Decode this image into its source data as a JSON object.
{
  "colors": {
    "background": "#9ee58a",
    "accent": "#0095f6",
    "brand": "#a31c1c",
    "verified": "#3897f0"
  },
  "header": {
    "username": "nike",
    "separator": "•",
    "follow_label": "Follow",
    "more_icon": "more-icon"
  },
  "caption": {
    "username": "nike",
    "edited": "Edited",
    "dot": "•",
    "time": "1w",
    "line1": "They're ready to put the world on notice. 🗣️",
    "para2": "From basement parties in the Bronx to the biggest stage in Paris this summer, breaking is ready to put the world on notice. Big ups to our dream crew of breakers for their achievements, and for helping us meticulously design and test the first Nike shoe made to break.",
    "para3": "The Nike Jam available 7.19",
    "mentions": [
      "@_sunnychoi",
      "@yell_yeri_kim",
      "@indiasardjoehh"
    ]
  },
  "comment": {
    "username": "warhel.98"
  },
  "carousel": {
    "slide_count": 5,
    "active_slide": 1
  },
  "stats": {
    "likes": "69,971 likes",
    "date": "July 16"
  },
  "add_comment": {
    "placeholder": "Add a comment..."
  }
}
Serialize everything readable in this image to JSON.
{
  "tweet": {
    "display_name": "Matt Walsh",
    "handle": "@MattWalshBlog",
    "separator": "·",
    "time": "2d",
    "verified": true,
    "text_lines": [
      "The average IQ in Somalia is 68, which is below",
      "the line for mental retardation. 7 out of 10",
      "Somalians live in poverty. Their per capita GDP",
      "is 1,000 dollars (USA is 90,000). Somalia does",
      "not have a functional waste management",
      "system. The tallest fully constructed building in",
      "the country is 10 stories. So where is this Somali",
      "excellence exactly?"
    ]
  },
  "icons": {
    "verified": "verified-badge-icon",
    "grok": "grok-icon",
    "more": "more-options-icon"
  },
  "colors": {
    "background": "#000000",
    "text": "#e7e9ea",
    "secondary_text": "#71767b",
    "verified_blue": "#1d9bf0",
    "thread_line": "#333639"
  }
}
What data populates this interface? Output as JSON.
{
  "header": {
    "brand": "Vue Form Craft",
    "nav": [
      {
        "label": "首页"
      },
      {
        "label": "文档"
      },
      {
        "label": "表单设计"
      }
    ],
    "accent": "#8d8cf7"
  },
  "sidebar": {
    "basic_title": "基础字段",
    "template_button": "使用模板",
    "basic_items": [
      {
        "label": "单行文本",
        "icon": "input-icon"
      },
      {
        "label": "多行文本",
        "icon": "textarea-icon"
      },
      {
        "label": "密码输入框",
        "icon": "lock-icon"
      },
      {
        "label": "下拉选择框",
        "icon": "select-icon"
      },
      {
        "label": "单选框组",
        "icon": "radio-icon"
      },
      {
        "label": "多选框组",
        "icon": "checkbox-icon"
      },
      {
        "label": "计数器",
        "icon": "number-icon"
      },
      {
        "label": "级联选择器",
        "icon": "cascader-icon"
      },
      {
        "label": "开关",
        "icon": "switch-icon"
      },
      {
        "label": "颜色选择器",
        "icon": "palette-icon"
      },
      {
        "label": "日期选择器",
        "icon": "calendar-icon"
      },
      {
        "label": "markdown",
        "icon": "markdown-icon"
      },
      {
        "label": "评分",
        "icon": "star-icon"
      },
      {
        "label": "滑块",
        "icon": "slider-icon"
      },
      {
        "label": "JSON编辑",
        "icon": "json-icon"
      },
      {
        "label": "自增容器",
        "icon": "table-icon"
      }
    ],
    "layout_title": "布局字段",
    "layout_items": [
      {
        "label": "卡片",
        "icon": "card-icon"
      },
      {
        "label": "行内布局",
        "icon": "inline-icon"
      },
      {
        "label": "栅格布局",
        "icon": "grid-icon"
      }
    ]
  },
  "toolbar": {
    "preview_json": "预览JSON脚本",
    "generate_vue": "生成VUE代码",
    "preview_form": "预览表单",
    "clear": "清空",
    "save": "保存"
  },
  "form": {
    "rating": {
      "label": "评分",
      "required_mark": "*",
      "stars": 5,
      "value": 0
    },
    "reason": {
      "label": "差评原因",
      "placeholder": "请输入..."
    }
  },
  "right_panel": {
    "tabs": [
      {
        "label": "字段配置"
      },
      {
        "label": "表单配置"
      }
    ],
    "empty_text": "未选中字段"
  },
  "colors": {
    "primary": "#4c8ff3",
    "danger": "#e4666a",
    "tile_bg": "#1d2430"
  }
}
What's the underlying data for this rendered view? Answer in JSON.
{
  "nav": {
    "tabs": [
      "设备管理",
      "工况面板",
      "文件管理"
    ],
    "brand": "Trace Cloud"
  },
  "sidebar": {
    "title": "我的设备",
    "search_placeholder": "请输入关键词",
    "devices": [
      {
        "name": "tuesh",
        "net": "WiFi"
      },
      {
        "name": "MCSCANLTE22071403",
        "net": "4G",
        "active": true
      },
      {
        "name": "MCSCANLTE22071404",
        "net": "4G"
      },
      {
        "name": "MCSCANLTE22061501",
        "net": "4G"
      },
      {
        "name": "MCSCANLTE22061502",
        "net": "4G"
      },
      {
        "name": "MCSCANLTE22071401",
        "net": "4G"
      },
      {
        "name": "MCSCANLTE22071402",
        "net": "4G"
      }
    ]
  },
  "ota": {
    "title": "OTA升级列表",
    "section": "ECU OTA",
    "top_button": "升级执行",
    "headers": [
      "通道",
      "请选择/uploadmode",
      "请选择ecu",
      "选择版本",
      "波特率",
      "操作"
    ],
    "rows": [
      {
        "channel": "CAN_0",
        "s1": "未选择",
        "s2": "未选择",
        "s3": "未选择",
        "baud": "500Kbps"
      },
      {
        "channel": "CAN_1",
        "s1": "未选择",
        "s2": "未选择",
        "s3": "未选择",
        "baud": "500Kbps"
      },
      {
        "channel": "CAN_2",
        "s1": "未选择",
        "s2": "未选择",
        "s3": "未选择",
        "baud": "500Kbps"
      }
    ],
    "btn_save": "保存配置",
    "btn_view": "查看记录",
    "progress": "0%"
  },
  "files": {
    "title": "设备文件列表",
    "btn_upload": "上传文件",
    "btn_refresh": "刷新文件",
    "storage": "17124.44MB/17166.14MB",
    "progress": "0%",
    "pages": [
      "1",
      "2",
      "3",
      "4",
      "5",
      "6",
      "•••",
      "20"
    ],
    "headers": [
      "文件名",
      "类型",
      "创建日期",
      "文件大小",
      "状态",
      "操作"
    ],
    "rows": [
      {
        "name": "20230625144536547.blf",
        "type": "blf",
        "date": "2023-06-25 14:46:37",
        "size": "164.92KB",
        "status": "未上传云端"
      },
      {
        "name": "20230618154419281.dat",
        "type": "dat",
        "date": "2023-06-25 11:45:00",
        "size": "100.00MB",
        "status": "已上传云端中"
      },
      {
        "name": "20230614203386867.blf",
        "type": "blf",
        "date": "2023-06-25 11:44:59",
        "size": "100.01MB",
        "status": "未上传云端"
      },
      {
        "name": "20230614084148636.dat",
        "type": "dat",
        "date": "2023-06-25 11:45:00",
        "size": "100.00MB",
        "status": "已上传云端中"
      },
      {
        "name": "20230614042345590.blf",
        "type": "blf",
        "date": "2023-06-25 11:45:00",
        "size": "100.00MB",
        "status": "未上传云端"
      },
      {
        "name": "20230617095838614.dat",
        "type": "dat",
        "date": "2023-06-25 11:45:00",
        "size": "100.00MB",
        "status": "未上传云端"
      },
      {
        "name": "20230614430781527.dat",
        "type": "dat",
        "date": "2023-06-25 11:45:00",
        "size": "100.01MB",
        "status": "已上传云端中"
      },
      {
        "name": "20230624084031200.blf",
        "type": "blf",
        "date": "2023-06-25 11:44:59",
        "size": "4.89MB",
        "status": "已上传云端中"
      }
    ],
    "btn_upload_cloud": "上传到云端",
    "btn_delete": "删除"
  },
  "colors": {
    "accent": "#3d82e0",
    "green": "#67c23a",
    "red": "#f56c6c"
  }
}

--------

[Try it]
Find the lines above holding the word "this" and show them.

[Answer box]
Decode this image into its source data as a JSON object.
    "para2": "From basement parties in the Bronx to the biggest stage in Paris this summer, breaking is ready to put the world on notice. Big ups to our dream crew of breakers for their achievements, and for helping us meticulously design and test the first Nike shoe made to break.",
Serialize everything readable in this image to JSON.
      "the country is 10 stories. So where is this Somali",
What data populates this interface? Output as JSON.
What's the underlying data for this rendered view? Answer in JSON.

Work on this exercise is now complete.